AES-NI is the new buzzword for fast cryptography. Or is it? This article will show that it improves throughput on some processors, but it does not guarantee that.
AES-NI is used in IPFire to encrypt SSL/TLS and VPN traffic. Despite some other usages these are major ones that also require high throughput if you are connecting to the Internet over a fast connection.
Each block (128 bits of data) that should be encrypted or decrypted is copied into memory. The key is also in memory. An
AESENC (for encryption) or
AESDEC (for decryption) instruction is executed that performs one round of AES. Then, the key is rotated with help of some other instructions and the next round is performed. For AES-128 10 rounds are required. For AES-256 it is 14.
So it is not one instruction that does it all. It is rather a set of instructions that perform different things. The idea behind that is that even if the algorithm is slightly modified (e.g. longer keys or more rounds) the instruction set is still usable. The instructions also used to accelerate other tasks than AES.
The downside of that is that it puts more load on the memory bus and requires more operations. Among those are copies of memory pages into the registers of the processor and back. Of course the operations are complex and take some time.
The faster the processor executes instructions, the faster a single round of AES is. This is usually quite linear with the clock speed as there is no chance to optimise a lot without using too much space on the die. Intel Xeon processors are likely to do that, but for smaller processors this would cost too much energy.
If the connection between the memory and processor is not fast this will delay the execution of an instruction and will cause lower throughput.
In order to find out if AES-NI is worth to have on the must-have list of your next IPFire appliance, we are going to do some benchmarks.
So it is obvious that one has to be careful with the AES-NI label on low-end hardware. A similar processor without AES-NI might be as fast or even faster as one that comes with a poor implementation of AES-NI. So the advice is not only to check if AES-NI exists, but also consult benchmarks if it is actually faster in this class of processors.
Please note that the AES-NI throughput is not equal or roughly equal to the VPN throughput. Unfortunately in most cases this is running on only a single core on which integrity must be computed, too. The lower the performance of this core, the less time for AES-NI is left to sustain a good throughput. A processor with a higher clock speed and higher single core processor is highly advantageous in this situation.

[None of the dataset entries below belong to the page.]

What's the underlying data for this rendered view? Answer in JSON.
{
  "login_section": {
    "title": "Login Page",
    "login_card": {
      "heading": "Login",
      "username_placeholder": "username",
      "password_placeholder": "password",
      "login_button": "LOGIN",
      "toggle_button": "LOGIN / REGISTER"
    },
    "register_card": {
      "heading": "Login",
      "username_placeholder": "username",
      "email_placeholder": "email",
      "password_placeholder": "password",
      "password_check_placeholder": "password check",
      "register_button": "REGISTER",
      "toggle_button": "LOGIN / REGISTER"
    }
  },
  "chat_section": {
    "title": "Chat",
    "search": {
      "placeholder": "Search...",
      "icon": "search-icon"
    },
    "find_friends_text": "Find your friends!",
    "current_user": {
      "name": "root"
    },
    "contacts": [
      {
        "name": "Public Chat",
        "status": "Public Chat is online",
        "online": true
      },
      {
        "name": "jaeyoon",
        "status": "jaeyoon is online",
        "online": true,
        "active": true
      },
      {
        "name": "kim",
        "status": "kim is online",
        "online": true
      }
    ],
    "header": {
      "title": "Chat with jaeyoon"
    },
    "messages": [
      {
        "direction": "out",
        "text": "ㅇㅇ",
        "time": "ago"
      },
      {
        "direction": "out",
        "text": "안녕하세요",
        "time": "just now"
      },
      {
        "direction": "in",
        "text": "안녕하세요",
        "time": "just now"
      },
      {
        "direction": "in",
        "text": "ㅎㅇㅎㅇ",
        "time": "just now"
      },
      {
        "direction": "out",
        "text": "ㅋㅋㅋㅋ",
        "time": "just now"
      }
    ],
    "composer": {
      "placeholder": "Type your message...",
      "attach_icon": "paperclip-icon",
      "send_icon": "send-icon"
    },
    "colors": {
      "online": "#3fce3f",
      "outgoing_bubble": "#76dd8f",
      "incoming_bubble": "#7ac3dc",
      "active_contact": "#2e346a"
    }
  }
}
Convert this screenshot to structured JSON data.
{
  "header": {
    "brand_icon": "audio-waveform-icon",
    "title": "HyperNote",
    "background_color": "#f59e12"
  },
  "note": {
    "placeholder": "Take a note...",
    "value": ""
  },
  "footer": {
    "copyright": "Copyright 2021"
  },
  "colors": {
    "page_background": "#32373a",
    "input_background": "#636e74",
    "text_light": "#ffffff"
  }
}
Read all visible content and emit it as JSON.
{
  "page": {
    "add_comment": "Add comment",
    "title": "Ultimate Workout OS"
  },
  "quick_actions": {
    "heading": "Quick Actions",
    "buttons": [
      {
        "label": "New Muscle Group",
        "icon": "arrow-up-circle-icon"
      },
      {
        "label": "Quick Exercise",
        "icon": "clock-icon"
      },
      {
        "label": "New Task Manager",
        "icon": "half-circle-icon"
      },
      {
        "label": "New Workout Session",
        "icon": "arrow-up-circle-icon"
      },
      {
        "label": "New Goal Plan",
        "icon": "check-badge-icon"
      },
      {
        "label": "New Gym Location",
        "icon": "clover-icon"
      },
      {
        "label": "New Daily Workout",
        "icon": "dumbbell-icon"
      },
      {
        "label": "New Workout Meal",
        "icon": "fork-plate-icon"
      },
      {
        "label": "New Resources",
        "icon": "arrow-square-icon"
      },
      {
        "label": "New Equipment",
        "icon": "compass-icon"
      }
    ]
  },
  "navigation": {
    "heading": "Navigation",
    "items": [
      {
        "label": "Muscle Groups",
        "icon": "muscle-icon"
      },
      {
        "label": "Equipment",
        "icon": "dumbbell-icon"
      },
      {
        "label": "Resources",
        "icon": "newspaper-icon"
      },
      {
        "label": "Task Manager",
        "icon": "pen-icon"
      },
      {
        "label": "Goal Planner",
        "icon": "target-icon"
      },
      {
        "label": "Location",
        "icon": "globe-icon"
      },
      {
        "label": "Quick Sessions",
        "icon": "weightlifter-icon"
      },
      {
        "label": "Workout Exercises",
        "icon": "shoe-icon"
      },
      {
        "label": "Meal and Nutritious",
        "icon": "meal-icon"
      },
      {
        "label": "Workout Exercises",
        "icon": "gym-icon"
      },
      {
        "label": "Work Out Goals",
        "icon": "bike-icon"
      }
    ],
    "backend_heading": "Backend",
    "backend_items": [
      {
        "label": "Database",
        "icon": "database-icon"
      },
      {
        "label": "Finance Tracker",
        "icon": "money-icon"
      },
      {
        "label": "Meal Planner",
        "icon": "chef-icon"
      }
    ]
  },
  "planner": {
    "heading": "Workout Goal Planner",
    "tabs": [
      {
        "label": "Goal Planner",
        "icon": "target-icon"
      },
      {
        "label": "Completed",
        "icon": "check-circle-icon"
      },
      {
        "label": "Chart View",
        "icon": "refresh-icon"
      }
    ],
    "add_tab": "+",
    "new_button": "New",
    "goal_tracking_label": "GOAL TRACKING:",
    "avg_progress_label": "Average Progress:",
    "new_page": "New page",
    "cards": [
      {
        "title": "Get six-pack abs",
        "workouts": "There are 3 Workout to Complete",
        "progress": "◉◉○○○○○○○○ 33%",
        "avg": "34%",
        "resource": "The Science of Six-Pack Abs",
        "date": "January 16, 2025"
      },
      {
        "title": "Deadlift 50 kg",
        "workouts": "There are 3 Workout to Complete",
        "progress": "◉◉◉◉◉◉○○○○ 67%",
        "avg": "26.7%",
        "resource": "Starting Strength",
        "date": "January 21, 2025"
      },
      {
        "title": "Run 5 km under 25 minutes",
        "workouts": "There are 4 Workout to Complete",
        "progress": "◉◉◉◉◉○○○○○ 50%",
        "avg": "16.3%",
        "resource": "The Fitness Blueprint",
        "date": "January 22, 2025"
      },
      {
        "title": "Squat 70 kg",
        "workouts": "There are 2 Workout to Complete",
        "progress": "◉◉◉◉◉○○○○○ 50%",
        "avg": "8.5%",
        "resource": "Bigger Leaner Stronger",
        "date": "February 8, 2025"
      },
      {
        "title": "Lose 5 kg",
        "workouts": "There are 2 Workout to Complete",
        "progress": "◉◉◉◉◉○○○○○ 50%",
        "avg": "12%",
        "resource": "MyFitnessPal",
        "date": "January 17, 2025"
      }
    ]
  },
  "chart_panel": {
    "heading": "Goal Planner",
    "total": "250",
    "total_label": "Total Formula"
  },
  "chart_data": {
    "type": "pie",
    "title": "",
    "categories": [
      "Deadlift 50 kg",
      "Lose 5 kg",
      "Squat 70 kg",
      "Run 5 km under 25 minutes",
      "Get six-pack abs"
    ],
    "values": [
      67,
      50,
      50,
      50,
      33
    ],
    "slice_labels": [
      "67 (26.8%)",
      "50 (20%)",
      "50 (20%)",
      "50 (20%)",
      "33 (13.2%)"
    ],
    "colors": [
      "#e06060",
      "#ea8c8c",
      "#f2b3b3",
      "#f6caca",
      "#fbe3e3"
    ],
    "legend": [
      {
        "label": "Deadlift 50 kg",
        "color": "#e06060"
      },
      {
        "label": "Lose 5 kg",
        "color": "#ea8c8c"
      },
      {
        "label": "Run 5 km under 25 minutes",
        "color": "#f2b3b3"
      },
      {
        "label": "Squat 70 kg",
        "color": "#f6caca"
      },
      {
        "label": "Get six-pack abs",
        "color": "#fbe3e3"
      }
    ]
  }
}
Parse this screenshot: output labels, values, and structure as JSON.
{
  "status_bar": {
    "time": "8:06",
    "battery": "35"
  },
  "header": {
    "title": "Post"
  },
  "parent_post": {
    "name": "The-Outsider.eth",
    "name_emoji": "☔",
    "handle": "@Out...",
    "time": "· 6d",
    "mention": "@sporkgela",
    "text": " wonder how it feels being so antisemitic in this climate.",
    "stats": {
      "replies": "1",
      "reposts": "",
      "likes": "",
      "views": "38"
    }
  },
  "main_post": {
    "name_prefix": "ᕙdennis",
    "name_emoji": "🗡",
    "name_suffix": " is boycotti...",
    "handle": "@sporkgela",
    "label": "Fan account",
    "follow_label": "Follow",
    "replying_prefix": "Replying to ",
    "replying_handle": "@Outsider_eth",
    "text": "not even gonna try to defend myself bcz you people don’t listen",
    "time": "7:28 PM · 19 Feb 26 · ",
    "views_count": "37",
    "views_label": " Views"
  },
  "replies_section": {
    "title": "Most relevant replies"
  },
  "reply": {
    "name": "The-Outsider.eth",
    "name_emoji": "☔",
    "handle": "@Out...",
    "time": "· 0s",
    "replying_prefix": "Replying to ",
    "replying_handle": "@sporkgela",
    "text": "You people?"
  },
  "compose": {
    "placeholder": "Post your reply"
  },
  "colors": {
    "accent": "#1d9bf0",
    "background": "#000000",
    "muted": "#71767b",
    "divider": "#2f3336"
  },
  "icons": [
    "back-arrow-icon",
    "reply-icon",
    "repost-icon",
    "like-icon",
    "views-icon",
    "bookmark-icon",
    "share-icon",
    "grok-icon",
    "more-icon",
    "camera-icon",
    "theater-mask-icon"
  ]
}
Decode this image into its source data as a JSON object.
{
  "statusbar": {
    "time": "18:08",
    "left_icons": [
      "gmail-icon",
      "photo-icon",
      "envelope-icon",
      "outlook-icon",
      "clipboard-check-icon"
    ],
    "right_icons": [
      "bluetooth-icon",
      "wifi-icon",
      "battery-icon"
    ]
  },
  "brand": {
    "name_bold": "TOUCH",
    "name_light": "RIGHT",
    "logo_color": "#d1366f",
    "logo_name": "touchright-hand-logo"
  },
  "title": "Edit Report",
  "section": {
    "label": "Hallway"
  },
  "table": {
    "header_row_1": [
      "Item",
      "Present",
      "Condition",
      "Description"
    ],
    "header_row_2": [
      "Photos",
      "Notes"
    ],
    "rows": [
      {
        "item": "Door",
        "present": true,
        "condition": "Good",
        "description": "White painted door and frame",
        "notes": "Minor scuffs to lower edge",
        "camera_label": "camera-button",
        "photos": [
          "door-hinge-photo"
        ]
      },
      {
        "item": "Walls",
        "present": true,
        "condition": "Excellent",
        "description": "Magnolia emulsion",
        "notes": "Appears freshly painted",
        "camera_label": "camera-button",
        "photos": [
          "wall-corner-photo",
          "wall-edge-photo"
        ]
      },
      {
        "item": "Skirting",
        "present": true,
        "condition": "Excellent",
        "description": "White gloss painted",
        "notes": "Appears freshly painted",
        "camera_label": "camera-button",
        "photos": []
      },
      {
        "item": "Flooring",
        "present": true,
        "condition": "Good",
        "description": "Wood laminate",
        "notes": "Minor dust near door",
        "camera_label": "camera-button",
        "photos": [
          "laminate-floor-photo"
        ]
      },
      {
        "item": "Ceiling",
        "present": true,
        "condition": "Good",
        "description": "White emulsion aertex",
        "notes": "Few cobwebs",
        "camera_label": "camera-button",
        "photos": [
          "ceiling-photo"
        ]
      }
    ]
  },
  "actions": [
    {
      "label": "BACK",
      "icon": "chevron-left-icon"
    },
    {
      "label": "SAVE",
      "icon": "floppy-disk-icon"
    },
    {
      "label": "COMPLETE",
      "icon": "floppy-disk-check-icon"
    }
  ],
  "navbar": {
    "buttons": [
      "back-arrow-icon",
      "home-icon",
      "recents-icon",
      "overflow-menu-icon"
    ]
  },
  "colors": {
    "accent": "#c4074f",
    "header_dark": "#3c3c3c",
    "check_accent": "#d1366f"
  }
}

We need to have benchmarks about the results to the real VPN troughput (IPsec and OVPN)